When Jimmy McBride walks into a school with a double-barrelled shotgun and begins his massacre, he sets into motion a chain of events that lead his brother, Danny, to employ Nightingale. The former cop-turned-private eye reluctantly agrees to look into the case and finds to his horror too many connections to discount.

Police have found evidence of Satanic practices at McBride’s farm, which Danny insists were not present just days before when he visited Jimmy at his farm.

Woven into the story is a young girl who is miraculously revived after being declared dead after a horrible home invasion. Bella claims she’s spoken to people from beyond the grave but a disturbing pattern soon emerges. People who she’s whispered her secrets to start to die and often take others with them in bizarre killings.

Nightingale soon realizes there is much more at work here than appears on the surface, and as he digs deeper he brings his own life into jeopardy.

This is a compellingly told tale that will leave readers sitting on the edge of their seats as the events leading to the haunting prologue start to make a terrible kind of sense that only Nightingale can resolve.
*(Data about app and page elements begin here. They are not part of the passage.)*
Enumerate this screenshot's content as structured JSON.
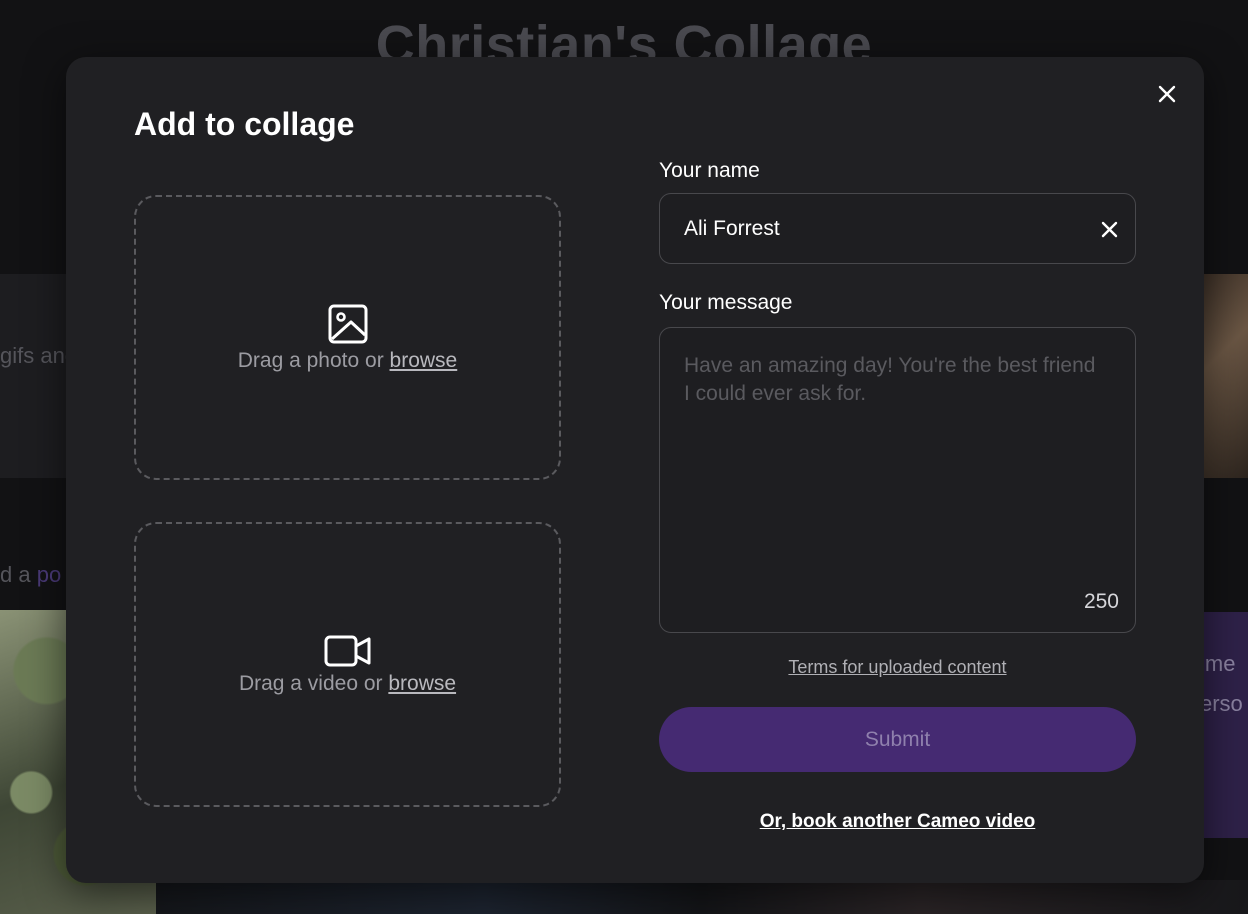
{
  "background": {
    "title": "Christian's Collage",
    "left_text_1": "gifs and",
    "left_text_2_prefix": "d a ",
    "left_text_2_accent": "po",
    "right_text_1": "ime",
    "right_text_2": "erso"
  },
  "modal": {
    "title": "Add to collage",
    "close_icon": "close-icon",
    "photo_drop": {
      "icon": "image-icon",
      "text": "Drag a photo or ",
      "link": "browse"
    },
    "video_drop": {
      "icon": "video-camera-icon",
      "text": "Drag a video or ",
      "link": "browse"
    },
    "name_field": {
      "label": "Your name",
      "value": "Ali Forrest",
      "clear_icon": "clear-icon"
    },
    "message_field": {
      "label": "Your message",
      "placeholder": "Have an amazing day! You're the best friend I could ever ask for.",
      "char_count": "250"
    },
    "terms_link": "Terms for uploaded content",
    "submit_label": "Submit",
    "book_link": "Or, book another Cameo video"
  },
  "colors": {
    "modal_bg": "#202023",
    "page_bg": "#121214",
    "submit_bg": "#452a72",
    "submit_text": "#8f80ad"
  }
}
Philip Margolin brings back fan favorite private investigator Dana Cutler, previously seen in his Washington Trilogy series, in the fast-paced legal thriller Sleight of Hand. sleight-of-handjpg-670e1b783e618ea9

Dana will face a fierce opponent: the slick criminal defense lawyer Charles Benedict, a man whose talents include magic tricks–and murder.

Sent to the west coast on the trail of a stolen relic, Dana doesn’t see a connection with the missing medieval scepter until she’s deeply embroiled in the case of the missing wife of millionaire Horace Blair.

The action hinges on the prenuptial agreement signed by Blair and his wife, Carrie, guaranteeing her twenty million dollars if she remains faithful for the first ten years of their marriage. When Carrie disappears the week before their tenth anniversary, Horace is charged with her murder. Surely twenty million is a great motive for murder?

Blair hires Benedict to defend him, not realizing the very man who is responsible for him going free may also be responsible for the murder of his wife.

Benedict uses sleight of hand to frame Benedict for Carrie’s murder, which is the inspiration for the book’s title. His own motives prove chilling and Dana is determined to bring the lawyer down.

How Dana manages to outwit the psychopath Benedict creates the high suspense that is a hallmark of Margolin’s novels and involves readers in Dana’s hunt to bring down a cunning and cold-blooded murderer.




Lisa Jackson adds a hint of romance to her thriller, Cold Blooded, set in New Orleans and featuring Olivia Bechet, a young woman who has inherited her Grannie Gin’s ability to see through the eyes of a murderer.

When a woman’s slashed and burned corpse is found in a seedy New Orleans apartment, jaded detective Rick Bentz discounts Olivia’s reports of visualizing the bizarre ritual murder in a nightmare.

Bentz has his own demons he’s dealing with, and they certainly don’t include a tendency to believe the supposed sightings of Olivia.

Then the bodies start to pile up, and it’s obvious young college women are being targeted, with Bentz’s own daughter, Kristi, is in the mix.

Suddenly the visions he discounted start to make terrible sense, and Bentz starts to believe Olivia’s visions.

Jackson shows the killer’s point of view, too, which ups the suspense, as The Chosen One focuses in those around Bentz.

When his own brother is thrown into the mix, Bentz doesn’t know where to turn. Is his brother an innocent victim, set up to take the fall for The Chosen One? Or is his brother really the maniac who is terrorizing the area?

For those who like their action mixed with a hint of sizzle, this is a perfect, briskly-paced summer read.